From the entries, copy out every line in which the word "number" is found.

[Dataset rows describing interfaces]
--*--

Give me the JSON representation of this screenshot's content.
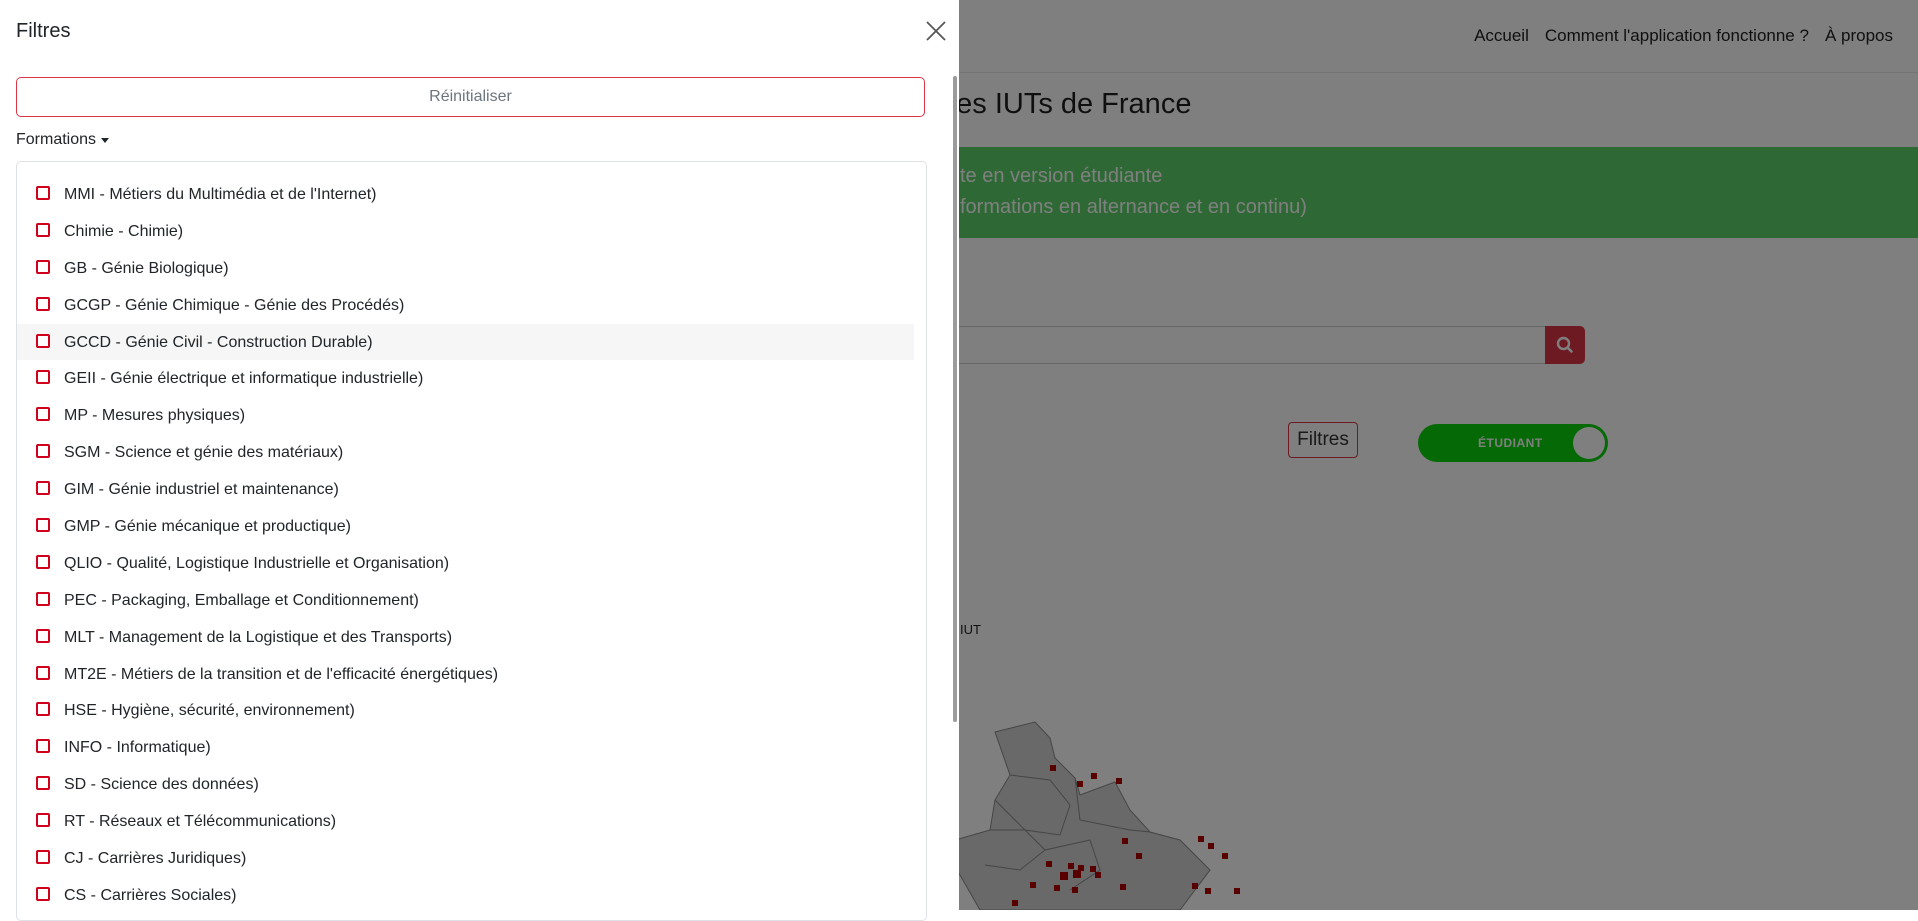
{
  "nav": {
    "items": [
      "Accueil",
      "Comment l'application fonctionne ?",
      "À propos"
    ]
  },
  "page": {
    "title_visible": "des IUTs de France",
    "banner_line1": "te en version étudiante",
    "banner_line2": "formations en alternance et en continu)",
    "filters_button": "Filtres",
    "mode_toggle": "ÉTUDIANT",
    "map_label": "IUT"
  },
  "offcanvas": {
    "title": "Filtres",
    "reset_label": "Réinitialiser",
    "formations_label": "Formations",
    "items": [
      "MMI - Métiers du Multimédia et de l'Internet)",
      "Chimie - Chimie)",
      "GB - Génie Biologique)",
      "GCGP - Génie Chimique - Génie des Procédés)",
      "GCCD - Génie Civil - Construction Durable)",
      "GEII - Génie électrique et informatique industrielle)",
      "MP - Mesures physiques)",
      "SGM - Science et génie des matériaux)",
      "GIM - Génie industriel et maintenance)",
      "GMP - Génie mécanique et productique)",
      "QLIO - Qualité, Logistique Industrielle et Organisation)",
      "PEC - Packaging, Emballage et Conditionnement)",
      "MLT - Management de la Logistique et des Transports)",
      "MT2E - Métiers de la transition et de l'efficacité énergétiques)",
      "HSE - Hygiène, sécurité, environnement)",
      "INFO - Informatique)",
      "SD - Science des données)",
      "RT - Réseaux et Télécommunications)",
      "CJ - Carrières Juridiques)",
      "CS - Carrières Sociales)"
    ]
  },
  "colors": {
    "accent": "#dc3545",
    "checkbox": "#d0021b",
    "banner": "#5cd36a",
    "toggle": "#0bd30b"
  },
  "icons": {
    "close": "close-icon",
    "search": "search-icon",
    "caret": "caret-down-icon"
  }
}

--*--

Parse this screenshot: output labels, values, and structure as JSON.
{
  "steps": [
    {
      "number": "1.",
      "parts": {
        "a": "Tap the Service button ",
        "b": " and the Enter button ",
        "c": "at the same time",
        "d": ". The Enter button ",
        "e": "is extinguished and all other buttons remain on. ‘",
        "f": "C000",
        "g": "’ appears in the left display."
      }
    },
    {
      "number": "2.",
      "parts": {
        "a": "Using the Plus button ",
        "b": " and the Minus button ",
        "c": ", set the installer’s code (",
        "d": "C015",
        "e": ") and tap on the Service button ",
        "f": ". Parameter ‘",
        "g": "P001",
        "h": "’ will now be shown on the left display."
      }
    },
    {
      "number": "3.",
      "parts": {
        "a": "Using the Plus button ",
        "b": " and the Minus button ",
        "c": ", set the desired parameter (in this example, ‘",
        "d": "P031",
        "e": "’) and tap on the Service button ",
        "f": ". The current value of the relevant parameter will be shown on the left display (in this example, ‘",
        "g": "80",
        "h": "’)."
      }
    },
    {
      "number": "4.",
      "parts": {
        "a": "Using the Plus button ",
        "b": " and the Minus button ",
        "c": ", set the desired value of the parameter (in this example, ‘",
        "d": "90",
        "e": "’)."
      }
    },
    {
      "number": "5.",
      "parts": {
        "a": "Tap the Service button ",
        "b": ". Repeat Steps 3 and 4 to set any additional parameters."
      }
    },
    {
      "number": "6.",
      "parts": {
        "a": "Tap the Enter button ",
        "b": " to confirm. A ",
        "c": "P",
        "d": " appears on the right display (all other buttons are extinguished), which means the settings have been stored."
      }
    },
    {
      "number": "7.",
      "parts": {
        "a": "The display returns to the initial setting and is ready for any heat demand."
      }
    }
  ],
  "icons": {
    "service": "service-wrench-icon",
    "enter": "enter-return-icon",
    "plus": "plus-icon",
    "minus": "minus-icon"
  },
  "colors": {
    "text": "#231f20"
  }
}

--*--

ANSWER TO THIS EXERCISE:
      "number": "1.",
      "number": "2.",
      "number": "3.",
      "number": "4.",
      "number": "5.",
      "number": "6.",
      "number": "7.",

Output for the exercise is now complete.